This is the old family recipe straight from the Great Depression by way of Granny Cooksey of Isola, Mississippi. It is what I have called Hard Times Cornbread.
It has no eggs and no sugar, since those pantry items were better used for other things during hard times.
This is all that has been made in my family for as long as my memories go back. It is all that my mother and her seven sisters made, and each of their children who can cook, and all that is made in my house too. Here is what you need:
With AP Flour.
With Self Rise Flour.
1 cup Martha White Corn Meal
1 1/4 cup Martha White AP flour, 1/2 tsp Baking powder 1/2 tsp baking soda 1/2 tsp salt
1 cup Martha White Corn Meal
1 1/4 cup Martha White Self Rising Flour with 1/2 tsp salt
1 1/2 cup Buttermilk
Sufficient additional water to make mix slightly thicker than pancake batter
A good seasoned cast iron skillet
We have quite a few. This stack includes a 12 inch, 8 inch and 6 inch skillet. The 12 inch makes enough for a family of six or eight and the 6 inch one makes a fine dinner pone for the wife and me.
The one used in this recipe is the 8 inch. For the 12 inch skillet, double the recipe. For the 6 inch skillet, cut recipe by 1/3.
You also need a 390 degree preheated oven.
I stick the skillet in the oven as it preheats. You don't need the skillet until the oven gets to temperature anyway. And the skillet must be hot when the batter goes in. The preheating oven is a good place to get it hot, but not too hot.
When all is ready, mix the batter (thick please) and add it to the hot skillet with a tablespoon of vegetable or bacon oil added before the batter. It should sizzle.

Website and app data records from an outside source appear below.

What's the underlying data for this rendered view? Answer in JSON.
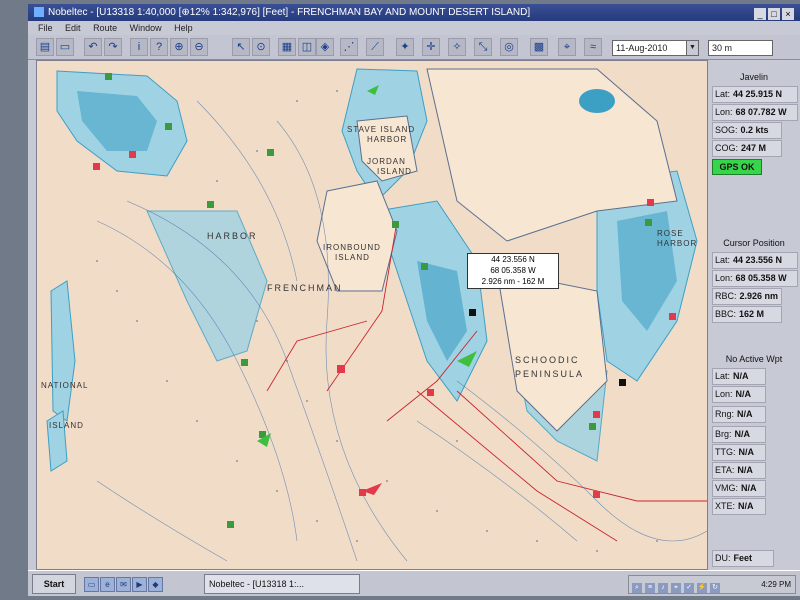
{
  "window": {
    "title": "Nobeltec - [U13318 1:40,000 [⊕12% 1:342,976] [Feet] - FRENCHMAN BAY AND MOUNT DESERT ISLAND]",
    "controls": [
      "_",
      "□",
      "×"
    ]
  },
  "menu": [
    "File",
    "Edit",
    "Route",
    "Window",
    "Help"
  ],
  "toolbar": {
    "date": "11-Aug-2010",
    "scale": "30 m"
  },
  "chart_labels": {
    "harbor_top": "STAVE ISLAND",
    "harbor_top2": "HARBOR",
    "jordan": "JORDAN",
    "jordan2": "ISLAND",
    "ironbound": "IRONBOUND",
    "ironbound2": "ISLAND",
    "frenchman": "FRENCHMAN",
    "harbor_left": "HARBOR",
    "schoodic": "SCHOODIC",
    "peninsula": "PENINSULA",
    "rose": "ROSE",
    "harbor_right": "HARBOR",
    "national": "NATIONAL",
    "island_left": "ISLAND"
  },
  "cursor_popup": {
    "lat": "44 23.556 N",
    "lon": "68 05.358 W",
    "range": "2.926 nm - 162 M"
  },
  "vessel": {
    "heading": "Javelin",
    "lat_label": "Lat:",
    "lat": "44 25.915 N",
    "lon_label": "Lon:",
    "lon": "68 07.782 W",
    "sog_label": "SOG:",
    "sog": "0.2 kts",
    "cog_label": "COG:",
    "cog": "247 M",
    "gps_status": "GPS OK"
  },
  "cursor_position": {
    "heading": "Cursor Position",
    "lat_label": "Lat:",
    "lat": "44 23.556 N",
    "lon_label": "Lon:",
    "lon": "68 05.358 W",
    "rbc_label": "RBC:",
    "rbc": "2.926 nm",
    "bbc_label": "BBC:",
    "bbc": "162 M"
  },
  "waypoint": {
    "heading": "No Active Wpt",
    "lat_label": "Lat:",
    "lat": "N/A",
    "lon_label": "Lon:",
    "lon": "N/A",
    "rng_label": "Rng:",
    "rng": "N/A",
    "brg_label": "Brg:",
    "brg": "N/A",
    "ttg_label": "TTG:",
    "ttg": "N/A",
    "eta_label": "ETA:",
    "eta": "N/A",
    "vmg_label": "VMG:",
    "vmg": "N/A",
    "xte_label": "XTE:",
    "xte": "N/A"
  },
  "units": {
    "du_label": "DU:",
    "du": "Feet"
  },
  "taskbar": {
    "start": "Start",
    "task": "Nobeltec - [U13318 1:...",
    "clock": "4:29 PM"
  },
  "colors": {
    "land": "#f1dcc8",
    "water_shallow": "#9fd3e4",
    "water_deep": "#3c9fc4",
    "marker_red": "#e23a4a",
    "marker_green": "#3b9a3e",
    "route": "#c8242c"
  },
  "icons": [
    "zoom-in-icon",
    "zoom-out-icon",
    "pan-icon",
    "route-icon",
    "grid-icon",
    "gps-icon"
  ]
}
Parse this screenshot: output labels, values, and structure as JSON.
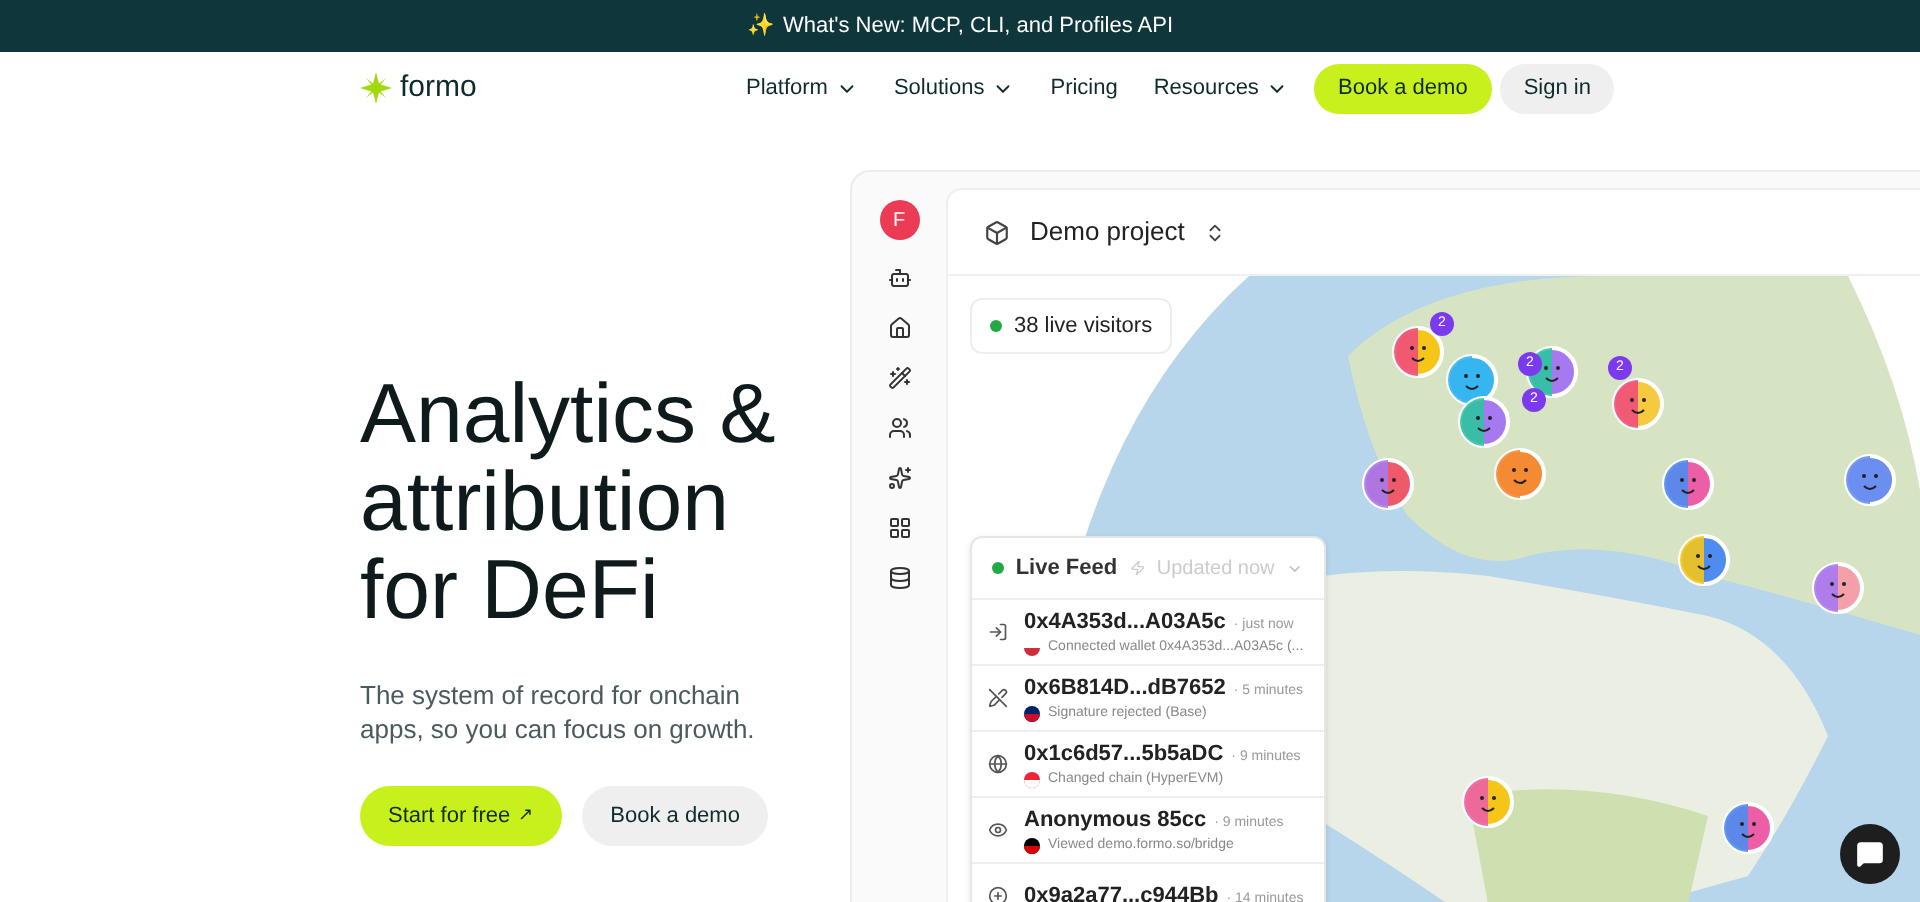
{
  "banner": {
    "icon": "✨",
    "text": "What's New: MCP, CLI, and Profiles API"
  },
  "nav": {
    "brand": "formo",
    "links": [
      {
        "label": "Platform",
        "dropdown": true
      },
      {
        "label": "Solutions",
        "dropdown": true
      },
      {
        "label": "Pricing",
        "dropdown": false
      },
      {
        "label": "Resources",
        "dropdown": true
      }
    ],
    "primary": "Book a demo",
    "secondary": "Sign in"
  },
  "hero": {
    "title": "Analytics & attribution for DeFi",
    "subtitle": "The system of record for onchain apps, so you can focus on growth.",
    "primary": "Start for free",
    "primary_icon": "↗",
    "secondary": "Book a demo"
  },
  "app": {
    "avatar": "F",
    "project": "Demo project",
    "live_visitors": "38 live visitors",
    "map": {
      "clusters": [
        "2",
        "2",
        "2",
        "2"
      ]
    },
    "feed": {
      "title": "Live Feed",
      "updated": "Updated now",
      "items": [
        {
          "kind": "connect",
          "address": "0x4A353d...A03A5c",
          "time": "· just now",
          "event": "Connected wallet 0x4A353d...A03A5c (..."
        },
        {
          "kind": "reject",
          "address": "0x6B814D...dB7652",
          "time": "· 5 minutes",
          "event": "Signature rejected (Base)"
        },
        {
          "kind": "chain",
          "address": "0x1c6d57...5b5aDC",
          "time": "· 9 minutes",
          "event": "Changed chain (HyperEVM)"
        },
        {
          "kind": "view",
          "address": "Anonymous 85cc",
          "time": "· 9 minutes",
          "event": "Viewed demo.formo.so/bridge"
        },
        {
          "kind": "other",
          "address": "0x9a2a77...c944Bb",
          "time": "· 14 minutes"
        }
      ]
    }
  }
}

Place in center of the oven and bake for 30-45 minutes. Cooking times will vary, and you will learn what your oven does. Granny Cooksey baked hers in a wood stove for years. My oven is electric convection. The cornbread from Granny's wood stove was pretty good to a four year old kid. She did just fine when they finally got Propane but I think she missed her wood stove until the day she died - just not cleaning out the ashes. (I think that was the youngest daughter or Pawpaw's job)
The top should look like this when ready to come out of the oven.
The skillet side is crunchy magic! And if your skillet is properly seasoned, the pone falls right out.
Here, Have a slice
In My Opinion, a perfect wedge will be tender, slightly moist and you should see individual grains of bread. This one is perfect. Crunchy brown crust, tender bread and wonderful corn flavor. The butter is ok too. Pan Fried Cornbread
Do you ever do it this way? It is quicker than baking the pone and you get a nice crunch on both sides! The taste seems a little different too. Not better or worse, just different.
Make the batter slightly thinner than if baking in the oven.
Take a hot skillet on the burner eye and drizzle in a little oil.
Spoon the batter on the hot oil like a pancake.
It should sizzle. You can see the edge like this when it needs to be flipped.
I forgot to take a photo of the finished pone of skillet fried cornbread. You will be forced to look at this shot.
I wish I had taken a photo of crumbled cornbread and chopped onions in a cold glass of milk. If you've never tried this, you have my pity.
Really good on the plate soaked in pea or butterbean juice with chopped onions too.